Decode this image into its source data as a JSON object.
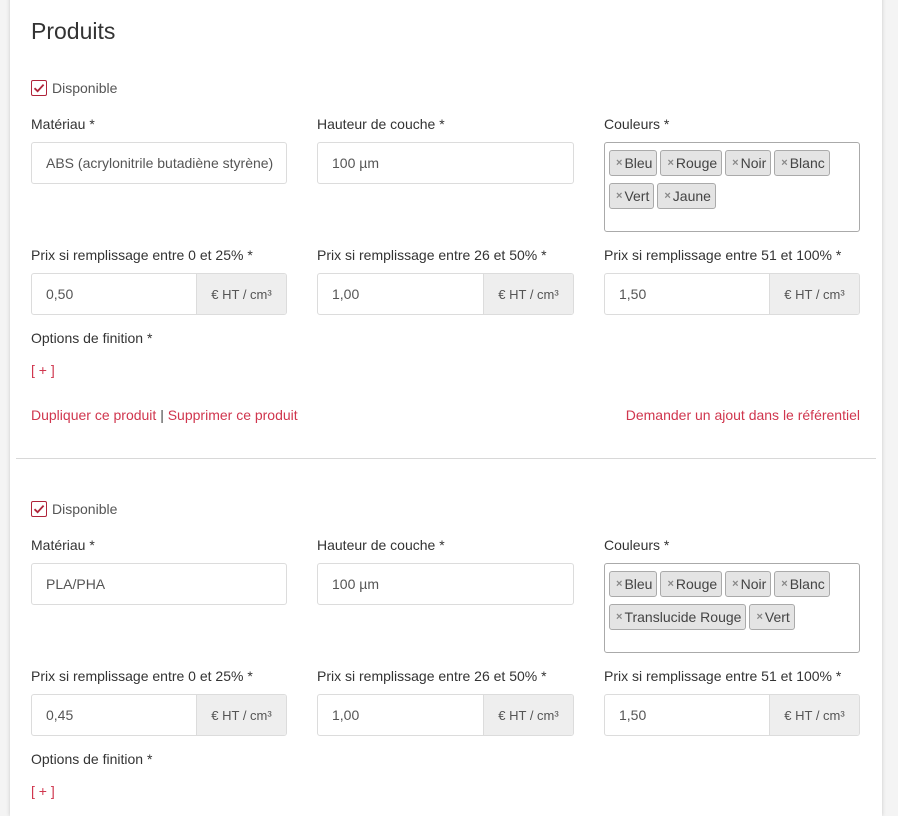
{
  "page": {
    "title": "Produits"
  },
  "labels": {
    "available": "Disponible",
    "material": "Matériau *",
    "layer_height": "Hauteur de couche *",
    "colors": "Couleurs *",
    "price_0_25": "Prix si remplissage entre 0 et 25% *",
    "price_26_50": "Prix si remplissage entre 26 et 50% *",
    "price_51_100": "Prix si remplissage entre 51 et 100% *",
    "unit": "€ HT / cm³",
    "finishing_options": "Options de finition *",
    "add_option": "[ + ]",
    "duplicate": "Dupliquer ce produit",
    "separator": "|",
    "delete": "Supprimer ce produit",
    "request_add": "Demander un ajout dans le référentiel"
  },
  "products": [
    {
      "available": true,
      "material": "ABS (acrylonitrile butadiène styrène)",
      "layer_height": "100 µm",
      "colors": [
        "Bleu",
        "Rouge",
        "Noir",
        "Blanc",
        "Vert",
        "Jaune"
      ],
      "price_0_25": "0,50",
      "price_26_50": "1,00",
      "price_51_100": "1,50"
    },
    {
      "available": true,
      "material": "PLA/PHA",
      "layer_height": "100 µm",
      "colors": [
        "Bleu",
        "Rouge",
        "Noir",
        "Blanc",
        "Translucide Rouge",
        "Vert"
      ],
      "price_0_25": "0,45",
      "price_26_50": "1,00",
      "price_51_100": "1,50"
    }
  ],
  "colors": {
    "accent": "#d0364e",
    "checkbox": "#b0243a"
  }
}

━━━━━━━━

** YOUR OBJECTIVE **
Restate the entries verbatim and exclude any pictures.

** SOLUTION FOR THIS EXERCISE **
Decode this image into its source data as a JSON object.
{
  "page": {
    "title": "Produits"
  },
  "labels": {
    "available": "Disponible",
    "material": "Matériau *",
    "layer_height": "Hauteur de couche *",
    "colors": "Couleurs *",
    "price_0_25": "Prix si remplissage entre 0 et 25% *",
    "price_26_50": "Prix si remplissage entre 26 et 50% *",
    "price_51_100": "Prix si remplissage entre 51 et 100% *",
    "unit": "€ HT / cm³",
    "finishing_options": "Options de finition *",
    "add_option": "[ + ]",
    "duplicate": "Dupliquer ce produit",
    "separator": "|",
    "delete": "Supprimer ce produit",
    "request_add": "Demander un ajout dans le référentiel"
  },
  "products": [
    {
      "available": true,
      "material": "ABS (acrylonitrile butadiène styrène)",
      "layer_height": "100 µm",
      "colors": [
        "Bleu",
        "Rouge",
        "Noir",
        "Blanc",
        "Vert",
        "Jaune"
      ],
      "price_0_25": "0,50",
      "price_26_50": "1,00",
      "price_51_100": "1,50"
    },
    {
      "available": true,
      "material": "PLA/PHA",
      "layer_height": "100 µm",
      "colors": [
        "Bleu",
        "Rouge",
        "Noir",
        "Blanc",
        "Translucide Rouge",
        "Vert"
      ],
      "price_0_25": "0,45",
      "price_26_50": "1,00",
      "price_51_100": "1,50"
    }
  ],
  "colors": {
    "accent": "#d0364e",
    "checkbox": "#b0243a"
  }
}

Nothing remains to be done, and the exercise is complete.